Exercise:
Apart from the images, the records below need to be copied exactly.

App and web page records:

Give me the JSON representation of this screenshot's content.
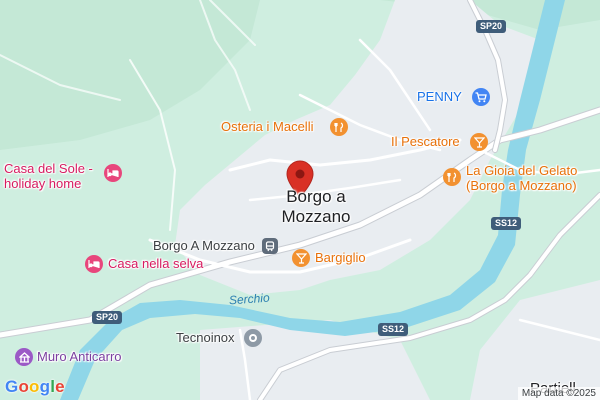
{
  "colors": {
    "land": "#cfeee0",
    "urban": "#e9edf1",
    "water": "#8fd6e8",
    "road": "#ffffff",
    "road_casing": "#c9cdd3",
    "marker": "#d93025",
    "pink": "#d81b60",
    "orange": "#e8710a",
    "blue": "#1a73e8",
    "purple": "#7b3fa0",
    "gray": "#757575"
  },
  "places": {
    "town_line1": "Borgo a",
    "town_line2": "Mozzano",
    "station": "Borgo A Mozzano",
    "partial_bottom": "Partiell"
  },
  "pois": {
    "casa_sole_line1": "Casa del Sole -",
    "casa_sole_line2": "holiday home",
    "casa_selva": "Casa nella selva",
    "muro": "Muro Anticarro",
    "osteria": "Osteria i Macelli",
    "pescatore": "Il Pescatore",
    "gelato_line1": "La Gioia del Gelato",
    "gelato_line2": "(Borgo a Mozzano)",
    "bargiglio": "Bargiglio",
    "penny": "PENNY",
    "tecnoinox": "Tecnoinox"
  },
  "icons": {
    "lodging": "bed-icon",
    "restaurant": "fork-knife-icon",
    "bar": "cocktail-icon",
    "shopping": "cart-icon",
    "landmark": "monument-icon",
    "business": "circle-icon",
    "transit": "train-icon",
    "marker": "map-pin-icon"
  },
  "roads": {
    "sp20_top": "SP20",
    "sp20_left": "SP20",
    "ss12_right": "SS12",
    "ss12_bottom": "SS12"
  },
  "water": {
    "river": "Serchio"
  },
  "footer": {
    "logo": "Google",
    "attribution": "Map data ©2025"
  }
}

Output of the task:
Give me the JSON representation of this screenshot's content.
{
  "colors": {
    "land": "#cfeee0",
    "urban": "#e9edf1",
    "water": "#8fd6e8",
    "road": "#ffffff",
    "road_casing": "#c9cdd3",
    "marker": "#d93025",
    "pink": "#d81b60",
    "orange": "#e8710a",
    "blue": "#1a73e8",
    "purple": "#7b3fa0",
    "gray": "#757575"
  },
  "places": {
    "town_line1": "Borgo a",
    "town_line2": "Mozzano",
    "station": "Borgo A Mozzano",
    "partial_bottom": "Partiell"
  },
  "pois": {
    "casa_sole_line1": "Casa del Sole -",
    "casa_sole_line2": "holiday home",
    "casa_selva": "Casa nella selva",
    "muro": "Muro Anticarro",
    "osteria": "Osteria i Macelli",
    "pescatore": "Il Pescatore",
    "gelato_line1": "La Gioia del Gelato",
    "gelato_line2": "(Borgo a Mozzano)",
    "bargiglio": "Bargiglio",
    "penny": "PENNY",
    "tecnoinox": "Tecnoinox"
  },
  "icons": {
    "lodging": "bed-icon",
    "restaurant": "fork-knife-icon",
    "bar": "cocktail-icon",
    "shopping": "cart-icon",
    "landmark": "monument-icon",
    "business": "circle-icon",
    "transit": "train-icon",
    "marker": "map-pin-icon"
  },
  "roads": {
    "sp20_top": "SP20",
    "sp20_left": "SP20",
    "ss12_right": "SS12",
    "ss12_bottom": "SS12"
  },
  "water": {
    "river": "Serchio"
  },
  "footer": {
    "logo": "Google",
    "attribution": "Map data ©2025"
  }
}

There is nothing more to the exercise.